# WHAT IS EXPECTED
The answer must be every line from the listing that holds the string "Position".
··· PROVIDED RECORDS
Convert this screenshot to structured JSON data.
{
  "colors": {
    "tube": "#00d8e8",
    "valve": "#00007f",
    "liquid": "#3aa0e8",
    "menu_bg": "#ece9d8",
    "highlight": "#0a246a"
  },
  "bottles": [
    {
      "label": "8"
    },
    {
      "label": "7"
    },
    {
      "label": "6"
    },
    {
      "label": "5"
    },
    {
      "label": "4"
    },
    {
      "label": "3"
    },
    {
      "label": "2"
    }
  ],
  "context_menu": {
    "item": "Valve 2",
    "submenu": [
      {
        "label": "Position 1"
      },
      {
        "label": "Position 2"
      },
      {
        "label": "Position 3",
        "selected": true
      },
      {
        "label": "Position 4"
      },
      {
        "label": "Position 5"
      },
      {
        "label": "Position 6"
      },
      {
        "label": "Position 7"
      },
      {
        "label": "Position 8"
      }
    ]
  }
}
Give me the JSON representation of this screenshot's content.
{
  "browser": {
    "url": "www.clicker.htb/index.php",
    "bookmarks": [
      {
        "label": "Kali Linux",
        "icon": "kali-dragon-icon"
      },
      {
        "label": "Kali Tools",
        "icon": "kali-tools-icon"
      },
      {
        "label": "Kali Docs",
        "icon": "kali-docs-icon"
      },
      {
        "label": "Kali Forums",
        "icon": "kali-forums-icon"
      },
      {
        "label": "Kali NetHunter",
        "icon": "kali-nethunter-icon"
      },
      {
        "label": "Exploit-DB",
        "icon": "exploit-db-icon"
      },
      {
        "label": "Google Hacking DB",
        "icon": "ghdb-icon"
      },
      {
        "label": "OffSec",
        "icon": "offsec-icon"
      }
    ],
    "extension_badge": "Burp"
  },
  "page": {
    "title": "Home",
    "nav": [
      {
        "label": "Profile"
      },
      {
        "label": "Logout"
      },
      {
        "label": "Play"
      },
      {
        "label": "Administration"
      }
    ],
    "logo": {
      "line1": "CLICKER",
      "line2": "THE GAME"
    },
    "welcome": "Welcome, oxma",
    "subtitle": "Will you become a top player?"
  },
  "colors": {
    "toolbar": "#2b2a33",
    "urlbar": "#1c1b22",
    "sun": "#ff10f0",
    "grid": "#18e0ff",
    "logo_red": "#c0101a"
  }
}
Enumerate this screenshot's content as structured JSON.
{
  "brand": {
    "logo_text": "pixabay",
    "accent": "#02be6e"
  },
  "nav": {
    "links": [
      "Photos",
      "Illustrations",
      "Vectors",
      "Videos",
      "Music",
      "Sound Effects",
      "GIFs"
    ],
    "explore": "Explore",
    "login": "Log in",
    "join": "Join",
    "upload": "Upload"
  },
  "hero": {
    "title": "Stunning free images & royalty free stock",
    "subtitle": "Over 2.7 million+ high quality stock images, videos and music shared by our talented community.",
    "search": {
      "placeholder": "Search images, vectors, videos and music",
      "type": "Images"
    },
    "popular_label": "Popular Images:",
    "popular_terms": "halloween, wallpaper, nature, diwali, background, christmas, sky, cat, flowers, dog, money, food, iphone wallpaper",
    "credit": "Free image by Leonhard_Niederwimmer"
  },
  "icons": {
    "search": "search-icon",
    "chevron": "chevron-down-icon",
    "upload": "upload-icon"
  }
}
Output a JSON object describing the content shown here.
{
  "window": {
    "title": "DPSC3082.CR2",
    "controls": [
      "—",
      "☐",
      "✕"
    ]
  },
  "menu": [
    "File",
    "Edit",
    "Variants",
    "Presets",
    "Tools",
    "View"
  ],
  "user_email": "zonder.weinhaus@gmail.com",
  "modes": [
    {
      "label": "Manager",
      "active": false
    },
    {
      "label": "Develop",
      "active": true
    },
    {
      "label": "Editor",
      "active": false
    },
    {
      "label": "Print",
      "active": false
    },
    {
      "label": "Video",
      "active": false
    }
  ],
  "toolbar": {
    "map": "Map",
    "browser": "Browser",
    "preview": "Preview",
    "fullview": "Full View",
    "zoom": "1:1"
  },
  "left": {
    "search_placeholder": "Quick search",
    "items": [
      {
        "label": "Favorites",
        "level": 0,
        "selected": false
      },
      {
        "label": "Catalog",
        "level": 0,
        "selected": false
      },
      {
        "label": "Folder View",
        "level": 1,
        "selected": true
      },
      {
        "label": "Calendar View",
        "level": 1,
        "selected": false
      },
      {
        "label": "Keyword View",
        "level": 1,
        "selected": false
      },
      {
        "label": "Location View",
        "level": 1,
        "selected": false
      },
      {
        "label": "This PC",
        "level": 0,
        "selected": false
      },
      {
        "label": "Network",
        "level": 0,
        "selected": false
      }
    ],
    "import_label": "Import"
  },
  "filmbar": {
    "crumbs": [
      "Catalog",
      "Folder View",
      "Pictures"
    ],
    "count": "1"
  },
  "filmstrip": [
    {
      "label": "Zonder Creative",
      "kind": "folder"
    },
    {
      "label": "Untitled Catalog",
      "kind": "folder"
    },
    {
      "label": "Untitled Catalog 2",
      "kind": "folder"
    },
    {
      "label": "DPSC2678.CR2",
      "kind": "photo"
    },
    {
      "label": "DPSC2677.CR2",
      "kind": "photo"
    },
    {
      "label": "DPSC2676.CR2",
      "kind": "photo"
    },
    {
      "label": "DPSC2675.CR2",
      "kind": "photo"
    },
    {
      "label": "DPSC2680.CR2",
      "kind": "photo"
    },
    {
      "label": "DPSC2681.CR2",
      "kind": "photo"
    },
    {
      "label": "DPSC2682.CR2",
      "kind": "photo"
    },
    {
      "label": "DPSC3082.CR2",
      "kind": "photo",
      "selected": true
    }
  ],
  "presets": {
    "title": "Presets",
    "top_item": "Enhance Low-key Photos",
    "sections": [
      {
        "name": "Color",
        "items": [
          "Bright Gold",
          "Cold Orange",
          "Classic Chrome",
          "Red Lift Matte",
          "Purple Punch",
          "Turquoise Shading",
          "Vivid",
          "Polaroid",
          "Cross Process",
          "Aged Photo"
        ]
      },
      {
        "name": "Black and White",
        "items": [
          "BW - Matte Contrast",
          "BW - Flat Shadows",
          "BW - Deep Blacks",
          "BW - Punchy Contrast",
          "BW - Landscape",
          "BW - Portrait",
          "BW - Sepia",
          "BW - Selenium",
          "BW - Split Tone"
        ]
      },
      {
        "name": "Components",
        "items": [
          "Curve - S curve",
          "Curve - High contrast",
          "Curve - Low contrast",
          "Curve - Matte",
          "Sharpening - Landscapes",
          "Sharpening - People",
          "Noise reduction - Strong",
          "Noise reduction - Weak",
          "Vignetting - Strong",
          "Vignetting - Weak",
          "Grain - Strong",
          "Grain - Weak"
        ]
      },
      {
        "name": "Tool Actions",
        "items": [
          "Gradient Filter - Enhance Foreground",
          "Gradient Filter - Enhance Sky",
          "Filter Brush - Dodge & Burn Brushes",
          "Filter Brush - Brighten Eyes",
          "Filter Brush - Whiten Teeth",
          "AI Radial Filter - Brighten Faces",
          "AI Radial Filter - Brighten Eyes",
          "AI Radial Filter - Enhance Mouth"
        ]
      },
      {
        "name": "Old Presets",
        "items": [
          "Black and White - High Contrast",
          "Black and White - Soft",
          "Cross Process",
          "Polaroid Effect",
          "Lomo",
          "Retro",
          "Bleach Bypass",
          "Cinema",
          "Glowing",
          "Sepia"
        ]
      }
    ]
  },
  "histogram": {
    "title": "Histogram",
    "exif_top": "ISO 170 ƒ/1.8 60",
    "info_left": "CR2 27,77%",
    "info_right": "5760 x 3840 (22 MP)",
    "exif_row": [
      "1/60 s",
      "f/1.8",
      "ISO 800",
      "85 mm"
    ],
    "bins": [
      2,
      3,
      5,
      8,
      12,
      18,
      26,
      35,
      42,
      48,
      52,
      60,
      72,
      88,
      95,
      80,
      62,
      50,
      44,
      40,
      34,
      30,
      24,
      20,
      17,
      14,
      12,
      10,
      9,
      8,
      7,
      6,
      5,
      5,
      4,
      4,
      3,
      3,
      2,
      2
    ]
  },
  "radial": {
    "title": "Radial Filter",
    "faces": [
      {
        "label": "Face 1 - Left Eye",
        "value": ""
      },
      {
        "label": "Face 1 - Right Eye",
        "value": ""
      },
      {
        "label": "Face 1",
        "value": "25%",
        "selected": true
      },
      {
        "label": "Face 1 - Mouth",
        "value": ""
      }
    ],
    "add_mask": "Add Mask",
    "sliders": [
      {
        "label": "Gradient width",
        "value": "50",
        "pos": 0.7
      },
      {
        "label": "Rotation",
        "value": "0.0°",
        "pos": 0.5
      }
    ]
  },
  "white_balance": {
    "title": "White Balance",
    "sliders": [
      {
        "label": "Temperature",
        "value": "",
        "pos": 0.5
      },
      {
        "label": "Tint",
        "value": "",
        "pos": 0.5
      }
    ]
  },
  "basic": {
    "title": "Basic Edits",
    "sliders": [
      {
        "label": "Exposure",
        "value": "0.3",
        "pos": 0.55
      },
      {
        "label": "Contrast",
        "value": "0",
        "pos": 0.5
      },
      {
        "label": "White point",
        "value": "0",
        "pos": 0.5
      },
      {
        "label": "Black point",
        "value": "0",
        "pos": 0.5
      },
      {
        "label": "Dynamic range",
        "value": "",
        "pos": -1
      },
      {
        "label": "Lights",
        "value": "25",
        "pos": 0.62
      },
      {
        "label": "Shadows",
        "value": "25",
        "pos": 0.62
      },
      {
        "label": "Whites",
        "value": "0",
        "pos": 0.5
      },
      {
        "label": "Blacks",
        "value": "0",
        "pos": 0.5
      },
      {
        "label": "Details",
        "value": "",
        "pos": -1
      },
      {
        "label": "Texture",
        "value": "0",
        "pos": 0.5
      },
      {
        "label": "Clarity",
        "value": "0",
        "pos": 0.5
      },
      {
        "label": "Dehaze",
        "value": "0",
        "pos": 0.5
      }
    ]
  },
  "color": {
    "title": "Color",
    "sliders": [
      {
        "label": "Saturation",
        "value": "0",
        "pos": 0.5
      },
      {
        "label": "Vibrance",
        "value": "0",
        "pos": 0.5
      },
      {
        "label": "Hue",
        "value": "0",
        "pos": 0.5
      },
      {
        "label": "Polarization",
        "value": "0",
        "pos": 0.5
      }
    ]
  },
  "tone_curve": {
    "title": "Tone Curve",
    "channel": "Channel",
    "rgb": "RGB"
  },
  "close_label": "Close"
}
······
# SOLUTION TO THE EXERCISE
        "label": "Position 1"
        "label": "Position 2"
        "label": "Position 3",
        "label": "Position 4"
        "label": "Position 5"
        "label": "Position 6"
        "label": "Position 7"
        "label": "Position 8"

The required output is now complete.